EXERCISE DATA:
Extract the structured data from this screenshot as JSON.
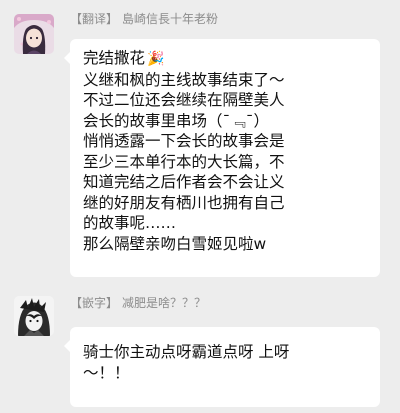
{
  "messages": [
    {
      "sender_tag": "【翻译】",
      "sender_name": "島崎信長十年老粉",
      "avatar_icon": "anime-character-avatar",
      "lines": [
        "完结撒花",
        "义继和枫的主线故事结束了～",
        "不过二位还会继续在隔壁美人",
        "会长的故事里串场（¯﹃¯）",
        "悄悄透露一下会长的故事会是",
        "至少三本单行本的大长篇，不",
        "知道完结之后作者会不会让义",
        "继的好朋友有栖川也拥有自己",
        "的故事呢……",
        "那么隔壁亲吻白雪姬见啦w"
      ],
      "emoji_icon": "party-popper-icon"
    },
    {
      "sender_tag": "【嵌字】",
      "sender_name": "减肥是啥？？？",
      "avatar_icon": "manga-character-avatar",
      "lines": [
        "骑士你主动点呀霸道点呀 上呀",
        "～！！"
      ]
    }
  ],
  "colors": {
    "background": "#ededed",
    "bubble": "#ffffff",
    "sender_text": "#8c8c8c",
    "message_text": "#111111"
  }
}
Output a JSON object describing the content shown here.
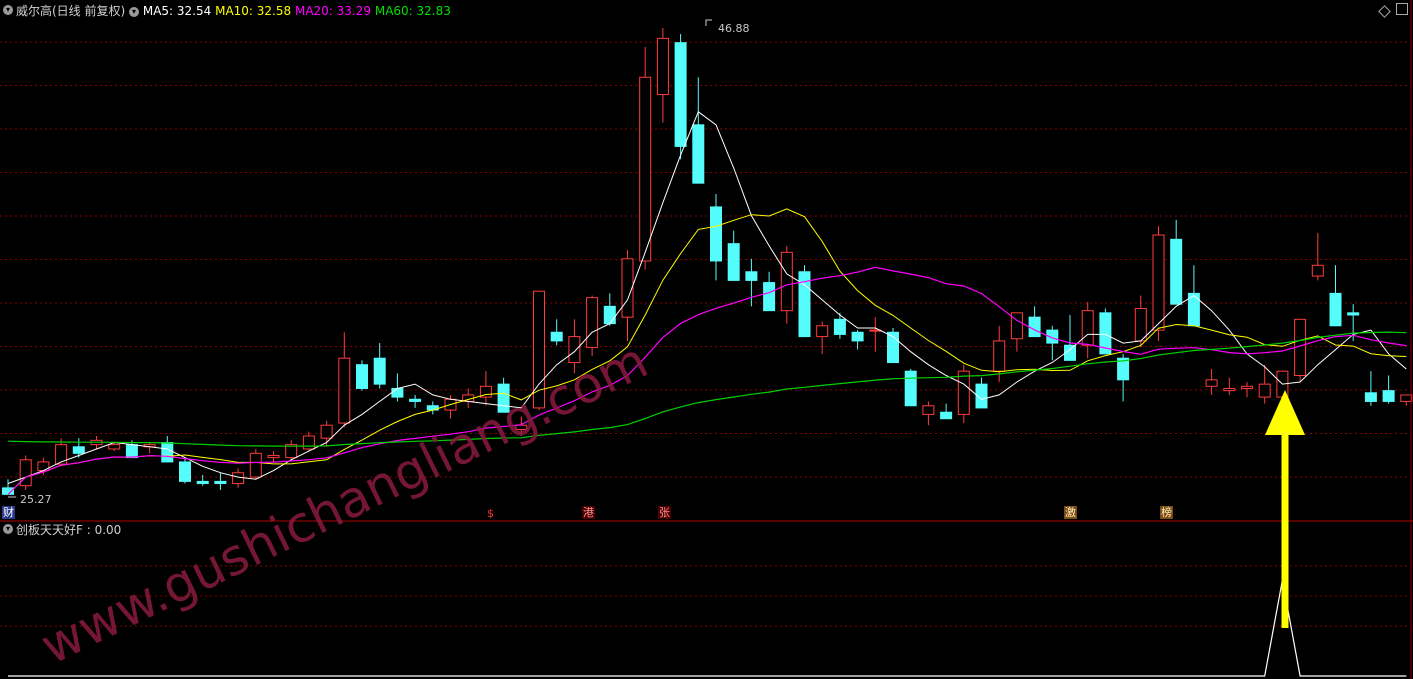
{
  "main_header": {
    "title": "威尔高(日线 前复权)",
    "ma5_label": "MA5: 32.54",
    "ma10_label": "MA10: 32.58",
    "ma20_label": "MA20: 33.29",
    "ma60_label": "MA60: 32.83"
  },
  "sub_header": {
    "label": "创板天天好F : 0.00"
  },
  "event_markers": [
    "财",
    "$",
    "港",
    "张",
    "激",
    "榜"
  ],
  "watermark": "www.gushichangliang.com",
  "colors": {
    "up": "#ff3c3c",
    "down": "#54fcfc",
    "ma5": "#ffffff",
    "ma10": "#ffff00",
    "ma20": "#ff00ff",
    "ma60": "#00d000",
    "grid": "#8b0000",
    "arrow": "#ffff00",
    "indicator": "#ffffff",
    "title": "#d0d0d0"
  },
  "icons": [
    "collapse-circle-icon",
    "diamond-icon",
    "yellow-arrow-icon"
  ],
  "chart_data": [
    {
      "type": "candlestick",
      "title": "威尔高(日线 前复权)",
      "annotations": {
        "high": "46.88",
        "low": "25.27"
      },
      "ohlc": [
        [
          25.6,
          26.0,
          25.27,
          25.3
        ],
        [
          25.7,
          27.1,
          25.5,
          26.9
        ],
        [
          26.4,
          27.0,
          26.2,
          26.8
        ],
        [
          26.7,
          27.9,
          26.6,
          27.6
        ],
        [
          27.5,
          27.9,
          27.0,
          27.2
        ],
        [
          27.6,
          28.0,
          27.4,
          27.8
        ],
        [
          27.4,
          27.7,
          27.3,
          27.6
        ],
        [
          27.6,
          27.8,
          27.2,
          27.0
        ],
        [
          27.5,
          27.7,
          27.2,
          27.6
        ],
        [
          27.7,
          28.0,
          27.0,
          26.8
        ],
        [
          26.8,
          27.0,
          25.8,
          25.9
        ],
        [
          25.9,
          26.2,
          25.7,
          25.8
        ],
        [
          25.9,
          26.3,
          25.5,
          25.8
        ],
        [
          25.8,
          26.5,
          25.6,
          26.3
        ],
        [
          26.1,
          27.4,
          26.0,
          27.2
        ],
        [
          27.0,
          27.3,
          26.8,
          27.1
        ],
        [
          27.0,
          27.8,
          26.9,
          27.6
        ],
        [
          27.4,
          28.2,
          27.3,
          28.0
        ],
        [
          27.9,
          28.7,
          27.5,
          28.5
        ],
        [
          28.6,
          32.8,
          28.4,
          31.6
        ],
        [
          31.3,
          31.5,
          30.1,
          30.2
        ],
        [
          31.6,
          32.3,
          30.2,
          30.4
        ],
        [
          30.2,
          30.9,
          29.6,
          29.8
        ],
        [
          29.7,
          29.9,
          29.3,
          29.6
        ],
        [
          29.4,
          29.6,
          29.0,
          29.2
        ],
        [
          29.2,
          29.9,
          28.8,
          29.7
        ],
        [
          29.6,
          30.2,
          29.3,
          29.9
        ],
        [
          29.8,
          31.0,
          29.4,
          30.3
        ],
        [
          30.4,
          30.7,
          29.2,
          29.1
        ],
        [
          28.3,
          28.9,
          28.0,
          28.5
        ],
        [
          29.3,
          34.7,
          29.2,
          34.7
        ],
        [
          32.8,
          33.4,
          32.2,
          32.4
        ],
        [
          31.4,
          33.4,
          30.9,
          32.6
        ],
        [
          32.1,
          34.5,
          31.7,
          34.4
        ],
        [
          34.0,
          34.6,
          33.1,
          33.2
        ],
        [
          33.5,
          36.6,
          32.4,
          36.2
        ],
        [
          36.1,
          46.0,
          35.7,
          44.6
        ],
        [
          43.8,
          46.88,
          42.5,
          46.4
        ],
        [
          46.2,
          46.6,
          40.8,
          41.4
        ],
        [
          42.4,
          44.6,
          39.8,
          39.7
        ],
        [
          38.6,
          39.2,
          35.2,
          36.1
        ],
        [
          36.9,
          37.5,
          35.8,
          35.2
        ],
        [
          35.6,
          36.2,
          34.0,
          35.2
        ],
        [
          35.1,
          35.6,
          33.9,
          33.8
        ],
        [
          33.8,
          36.8,
          33.2,
          36.5
        ],
        [
          35.6,
          35.9,
          32.6,
          32.6
        ],
        [
          32.6,
          33.3,
          31.8,
          33.1
        ],
        [
          33.4,
          33.7,
          32.5,
          32.7
        ],
        [
          32.8,
          32.9,
          32.0,
          32.4
        ],
        [
          32.9,
          33.5,
          31.9,
          32.9
        ],
        [
          32.8,
          33.0,
          31.4,
          31.4
        ],
        [
          31.0,
          31.1,
          29.4,
          29.4
        ],
        [
          29.0,
          29.6,
          28.5,
          29.4
        ],
        [
          29.1,
          29.5,
          28.8,
          28.8
        ],
        [
          29.0,
          31.3,
          28.6,
          31.0
        ],
        [
          30.4,
          30.7,
          29.4,
          29.3
        ],
        [
          31.0,
          33.1,
          30.5,
          32.4
        ],
        [
          32.5,
          33.5,
          31.9,
          33.7
        ],
        [
          33.5,
          34.0,
          32.6,
          32.6
        ],
        [
          32.9,
          33.1,
          31.5,
          32.3
        ],
        [
          32.2,
          33.6,
          31.8,
          31.5
        ],
        [
          32.2,
          34.2,
          31.6,
          33.8
        ],
        [
          33.7,
          33.9,
          31.8,
          31.8
        ],
        [
          31.6,
          31.8,
          29.6,
          30.6
        ],
        [
          32.4,
          34.5,
          32.1,
          33.9
        ],
        [
          32.9,
          37.7,
          32.4,
          37.3
        ],
        [
          37.1,
          38.0,
          34.4,
          34.1
        ],
        [
          34.6,
          35.9,
          33.2,
          33.1
        ],
        [
          30.3,
          31.1,
          29.9,
          30.6
        ],
        [
          30.1,
          30.7,
          29.9,
          30.2
        ],
        [
          30.2,
          30.5,
          29.8,
          30.3
        ],
        [
          29.8,
          31.3,
          29.5,
          30.4
        ],
        [
          29.8,
          30.9,
          28.6,
          31.0
        ],
        [
          30.8,
          33.4,
          30.5,
          33.4
        ],
        [
          35.4,
          37.4,
          35.2,
          35.9
        ],
        [
          34.6,
          35.9,
          33.1,
          33.1
        ],
        [
          33.7,
          34.1,
          32.4,
          33.6
        ],
        [
          30.0,
          31.0,
          29.4,
          29.6
        ],
        [
          30.1,
          30.8,
          29.5,
          29.6
        ],
        [
          29.6,
          29.8,
          29.4,
          29.9
        ]
      ],
      "ma5": [
        25.8,
        26.1,
        26.4,
        26.8,
        27.1,
        27.4,
        27.7,
        27.6,
        27.5,
        27.4,
        27.0,
        26.6,
        26.3,
        26.1,
        26.0,
        26.4,
        26.9,
        27.3,
        27.7,
        28.5,
        29.0,
        29.6,
        30.2,
        30.4,
        29.9,
        29.7,
        29.6,
        29.5,
        29.4,
        29.3,
        30.4,
        31.3,
        31.9,
        32.8,
        33.2,
        34.3,
        36.5,
        38.8,
        41.0,
        43.0,
        42.4,
        40.4,
        38.2,
        36.8,
        35.5,
        35.0,
        34.3,
        33.6,
        33.0,
        33.0,
        32.6,
        31.9,
        31.3,
        30.8,
        30.4,
        29.7,
        29.9,
        30.5,
        31.0,
        31.4,
        32.0,
        32.7,
        32.7,
        32.3,
        32.4,
        33.2,
        34.0,
        34.5,
        33.8,
        32.9,
        31.8,
        31.2,
        30.4,
        30.5,
        31.3,
        32.0,
        32.7,
        32.9,
        31.8,
        31.1
      ]
    },
    {
      "type": "line",
      "series": [
        {
          "name": "创板天天好F",
          "values": [
            0,
            0,
            0,
            0,
            0,
            0,
            0,
            0,
            0,
            0,
            0,
            0,
            0,
            0,
            0,
            0,
            0,
            0,
            0,
            0,
            0,
            0,
            0,
            0,
            0,
            0,
            0,
            0,
            0,
            0,
            0,
            0,
            0,
            0,
            0,
            0,
            0,
            0,
            0,
            0,
            0,
            0,
            0,
            0,
            0,
            0,
            0,
            0,
            0,
            0,
            0,
            0,
            0,
            0,
            0,
            0,
            0,
            0,
            0,
            0,
            0,
            0,
            0,
            0,
            0,
            0,
            0,
            0,
            0,
            0,
            0,
            0,
            1,
            0,
            0,
            0,
            0,
            0,
            0,
            0
          ]
        }
      ],
      "ylim": [
        0,
        1
      ]
    }
  ]
}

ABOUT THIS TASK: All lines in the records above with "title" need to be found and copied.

TASK RESULT:
    "title": "威尔高(日线 前复权)",
    "title": "#d0d0d0"
      "title": "威尔高(日线 前复权)",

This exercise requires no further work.